EXERCISE BRIEF
Once the images are removed, set down everything else in the listing below exactly.

_ _ _ _ _

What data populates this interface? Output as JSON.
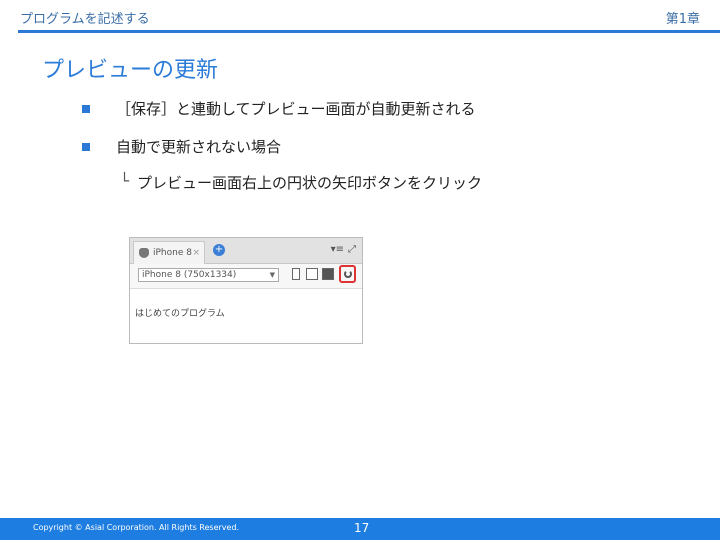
{
  "header": {
    "left": "プログラムを記述する",
    "right": "第1章"
  },
  "title": "プレビューの更新",
  "bullets": [
    "［保存］と連動してプレビュー画面が自動更新される",
    "自動で更新されない場合"
  ],
  "sub": {
    "mark": "└",
    "text": "プレビュー画面右上の円状の矢印ボタンをクリック"
  },
  "screenshot": {
    "tab_label": "iPhone 8",
    "tab_close": "×",
    "add": "+",
    "device": "iPhone 8 (750x1334)",
    "preview_text": "はじめてのプログラム",
    "icons": [
      "apple-icon",
      "add-tab-icon",
      "menu-icon",
      "fullscreen-icon",
      "portrait-icon",
      "landscape-icon",
      "screenshot-icon",
      "reload-icon"
    ]
  },
  "footer": {
    "copyright": "Copyright © Asial Corporation. All Rights Reserved.",
    "page": "17"
  },
  "colors": {
    "accent": "#2b78d6",
    "footer": "#1e7de0",
    "highlight": "#dd3333"
  }
}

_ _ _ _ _

COMPLETED TASK
What data populates this interface? Output as JSON.
{
  "header": {
    "left": "プログラムを記述する",
    "right": "第1章"
  },
  "title": "プレビューの更新",
  "bullets": [
    "［保存］と連動してプレビュー画面が自動更新される",
    "自動で更新されない場合"
  ],
  "sub": {
    "mark": "└",
    "text": "プレビュー画面右上の円状の矢印ボタンをクリック"
  },
  "screenshot": {
    "tab_label": "iPhone 8",
    "tab_close": "×",
    "add": "+",
    "device": "iPhone 8 (750x1334)",
    "preview_text": "はじめてのプログラム",
    "icons": [
      "apple-icon",
      "add-tab-icon",
      "menu-icon",
      "fullscreen-icon",
      "portrait-icon",
      "landscape-icon",
      "screenshot-icon",
      "reload-icon"
    ]
  },
  "footer": {
    "copyright": "Copyright © Asial Corporation. All Rights Reserved.",
    "page": "17"
  },
  "colors": {
    "accent": "#2b78d6",
    "footer": "#1e7de0",
    "highlight": "#dd3333"
  }
}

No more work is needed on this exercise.